Dowson wrote several poems about the death of a child. The best known one is probably “The Dead Child “in the volume Decorations published in 1899. In it, the poet wishes to be dead, to share the child’s rest.
The following poem comes from his collection Poésie Schublade (“Drawer Poetry”), which was published only posthumously.

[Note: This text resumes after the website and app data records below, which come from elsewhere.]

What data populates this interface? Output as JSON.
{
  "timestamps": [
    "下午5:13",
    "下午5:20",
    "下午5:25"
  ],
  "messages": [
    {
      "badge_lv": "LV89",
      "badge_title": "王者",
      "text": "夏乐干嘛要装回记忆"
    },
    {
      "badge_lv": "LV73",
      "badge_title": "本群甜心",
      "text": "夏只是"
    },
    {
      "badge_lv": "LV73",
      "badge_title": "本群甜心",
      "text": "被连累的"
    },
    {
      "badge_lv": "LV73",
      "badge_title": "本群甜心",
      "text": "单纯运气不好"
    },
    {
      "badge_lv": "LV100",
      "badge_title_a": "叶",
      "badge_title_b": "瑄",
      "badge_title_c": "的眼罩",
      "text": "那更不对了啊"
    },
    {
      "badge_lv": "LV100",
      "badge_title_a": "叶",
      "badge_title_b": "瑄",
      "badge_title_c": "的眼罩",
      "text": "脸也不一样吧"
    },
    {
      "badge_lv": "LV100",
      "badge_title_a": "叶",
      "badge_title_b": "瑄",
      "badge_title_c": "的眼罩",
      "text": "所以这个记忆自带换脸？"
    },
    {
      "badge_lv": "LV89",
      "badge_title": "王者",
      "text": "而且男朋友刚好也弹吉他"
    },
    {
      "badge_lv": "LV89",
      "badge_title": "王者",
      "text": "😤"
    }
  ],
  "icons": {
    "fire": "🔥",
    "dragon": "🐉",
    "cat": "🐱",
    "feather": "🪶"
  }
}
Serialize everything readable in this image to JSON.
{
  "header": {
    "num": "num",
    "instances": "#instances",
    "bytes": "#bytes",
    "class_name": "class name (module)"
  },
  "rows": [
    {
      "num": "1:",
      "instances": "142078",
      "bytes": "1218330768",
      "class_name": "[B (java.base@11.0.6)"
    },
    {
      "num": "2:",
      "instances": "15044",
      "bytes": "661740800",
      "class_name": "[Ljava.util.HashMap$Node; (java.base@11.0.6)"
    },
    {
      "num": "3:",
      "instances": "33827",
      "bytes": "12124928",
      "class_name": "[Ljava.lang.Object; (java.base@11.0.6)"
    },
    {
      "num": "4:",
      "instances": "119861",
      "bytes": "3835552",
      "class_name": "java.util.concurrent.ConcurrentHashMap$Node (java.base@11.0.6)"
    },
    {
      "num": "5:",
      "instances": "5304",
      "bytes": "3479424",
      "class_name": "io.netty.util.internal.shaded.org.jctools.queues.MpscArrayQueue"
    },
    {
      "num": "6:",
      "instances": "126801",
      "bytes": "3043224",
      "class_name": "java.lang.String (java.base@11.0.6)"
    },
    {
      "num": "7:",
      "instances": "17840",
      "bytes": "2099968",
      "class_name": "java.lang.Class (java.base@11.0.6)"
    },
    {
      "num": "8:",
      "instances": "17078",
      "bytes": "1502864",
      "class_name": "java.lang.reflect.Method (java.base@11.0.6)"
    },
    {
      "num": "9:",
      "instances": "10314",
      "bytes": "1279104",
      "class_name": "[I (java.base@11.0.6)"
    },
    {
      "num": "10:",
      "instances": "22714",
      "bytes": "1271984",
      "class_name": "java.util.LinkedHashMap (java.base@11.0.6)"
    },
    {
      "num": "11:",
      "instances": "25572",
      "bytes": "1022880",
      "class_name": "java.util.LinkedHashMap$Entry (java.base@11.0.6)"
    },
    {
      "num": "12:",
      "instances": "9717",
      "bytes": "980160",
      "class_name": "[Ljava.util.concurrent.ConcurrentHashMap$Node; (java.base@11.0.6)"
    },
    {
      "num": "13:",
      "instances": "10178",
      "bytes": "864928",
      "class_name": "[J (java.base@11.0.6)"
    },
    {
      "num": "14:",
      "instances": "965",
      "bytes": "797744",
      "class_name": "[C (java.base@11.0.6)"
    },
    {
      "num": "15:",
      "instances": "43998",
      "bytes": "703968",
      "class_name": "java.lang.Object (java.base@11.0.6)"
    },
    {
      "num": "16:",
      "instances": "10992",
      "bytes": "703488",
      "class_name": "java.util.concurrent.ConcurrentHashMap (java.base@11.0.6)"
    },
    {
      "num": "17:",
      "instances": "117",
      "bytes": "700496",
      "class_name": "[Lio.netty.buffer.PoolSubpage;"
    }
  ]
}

It was probably written in the middle 1880’s.
IT IS FINISHED
The pure grey eyes are closèd now,
They shall not look on yours again;
Upon that pale and perfect brow,
There stays no sign of grief or pain.
The little face is white and cold,
The parted lips give forth no breath,
The grape-like curls of sun-bleached gold,
Are clammy with the dews of death.
Speak to her and she will not hear,
Caress her, but she will not move,
No longer feels she hope or fear,
No longer knows she hate or love.
Ah dream no false or futile dreams,
Nor lull thyself on fantasy,
That death is other than it seems,
Or leads to immortality.
She will not speak to thee again,
Tho’ thy whole soul in tears be shed,
For tears and prayers are all in vain,
She is but dead, she is but dead!
According to R. K. R. Thornton and C. Dowson, editors of Ernest Dowson Collected Poems, the title quotes Jesus Christ’s last words on the cross according to the Gospel of John, 19:30. Note that the fourth stanza (lines 13–16) stresses that the belief in immortality is a “fantasy” belonging to “false or futile dreams.” Indeed, Christ’s words can be interpreted to mean that death is final, without survival of the soul.
But Dowson’s creeds evolved. In 1890 he drew nearer to the Catholic Church, and he was received into it on September 25, 1891.
Source of the poem: Poésie Schublade, in Ernest Dowson Collected Poems, R. K. R. Thornton with Caroline Dowson (editors), University of Birmingham Press (2003).
Previously published on Agapeta, 2015/04/19.